=== SOURCE MATERIAL ===

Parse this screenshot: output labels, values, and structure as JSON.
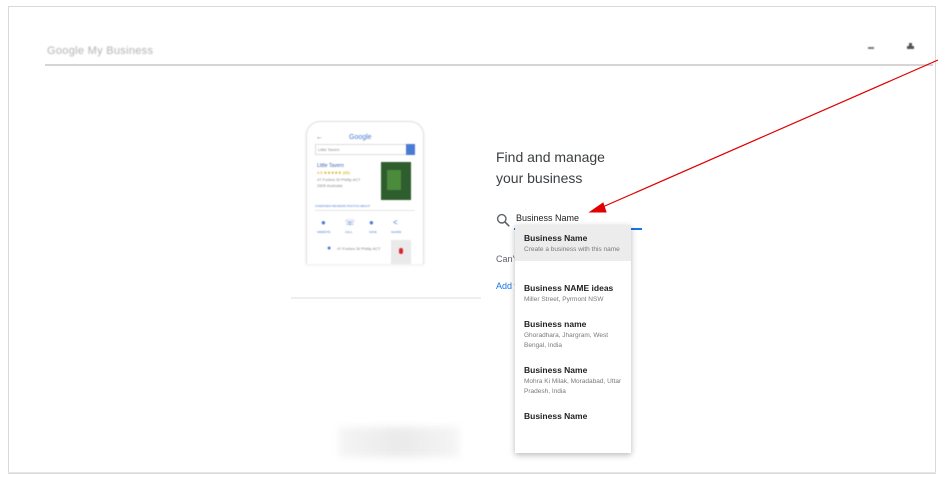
{
  "topbar": {
    "title": "Google My Business",
    "icons": [
      "help-icon",
      "account-icon"
    ]
  },
  "phone_preview": {
    "logo": "Google",
    "search_placeholder": "Little Tavern",
    "business_name": "Little Tavern",
    "rating": "4.5 ★★★★★ (85)",
    "address_line": "47 Forbes St Phillip ACT",
    "hours_line": "2605 Australia",
    "tabs": "OVERVIEW  REVIEWS  PHOTOS  ABOUT",
    "actions": [
      "WEBSITE",
      "CALL",
      "SAVE",
      "SHARE"
    ],
    "location_line": "47 Forbes St Phillip ACT"
  },
  "main": {
    "heading_line1": "Find and manage",
    "heading_line2": "your business",
    "search_value": "Business Name",
    "cant_find_text": "Can't find your business?",
    "add_link_text": "Add your business to Google"
  },
  "suggestions": [
    {
      "title": "Business Name",
      "subtitle": "Create a business with this name"
    },
    {
      "title": "Business NAME ideas",
      "subtitle": "Miller Street, Pyrmont NSW"
    },
    {
      "title": "Business name",
      "subtitle": "Ghoradhara, Jhargram, West Bengal, India"
    },
    {
      "title": "Business Name",
      "subtitle": "Mohra Ki Milak, Moradabad, Uttar Pradesh, India"
    },
    {
      "title": "Business Name",
      "subtitle": ""
    }
  ],
  "colors": {
    "accent_blue": "#1a73e8",
    "annotation_red": "#e00000",
    "text_dark": "#202124"
  }
}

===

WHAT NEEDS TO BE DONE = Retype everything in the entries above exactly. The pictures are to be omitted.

WRITTEN SOLUTION =
Parse this screenshot: output labels, values, and structure as JSON.
{
  "topbar": {
    "title": "Google My Business",
    "icons": [
      "help-icon",
      "account-icon"
    ]
  },
  "phone_preview": {
    "logo": "Google",
    "search_placeholder": "Little Tavern",
    "business_name": "Little Tavern",
    "rating": "4.5 ★★★★★ (85)",
    "address_line": "47 Forbes St Phillip ACT",
    "hours_line": "2605 Australia",
    "tabs": "OVERVIEW  REVIEWS  PHOTOS  ABOUT",
    "actions": [
      "WEBSITE",
      "CALL",
      "SAVE",
      "SHARE"
    ],
    "location_line": "47 Forbes St Phillip ACT"
  },
  "main": {
    "heading_line1": "Find and manage",
    "heading_line2": "your business",
    "search_value": "Business Name",
    "cant_find_text": "Can't find your business?",
    "add_link_text": "Add your business to Google"
  },
  "suggestions": [
    {
      "title": "Business Name",
      "subtitle": "Create a business with this name"
    },
    {
      "title": "Business NAME ideas",
      "subtitle": "Miller Street, Pyrmont NSW"
    },
    {
      "title": "Business name",
      "subtitle": "Ghoradhara, Jhargram, West Bengal, India"
    },
    {
      "title": "Business Name",
      "subtitle": "Mohra Ki Milak, Moradabad, Uttar Pradesh, India"
    },
    {
      "title": "Business Name",
      "subtitle": ""
    }
  ],
  "colors": {
    "accent_blue": "#1a73e8",
    "annotation_red": "#e00000",
    "text_dark": "#202124"
  }
}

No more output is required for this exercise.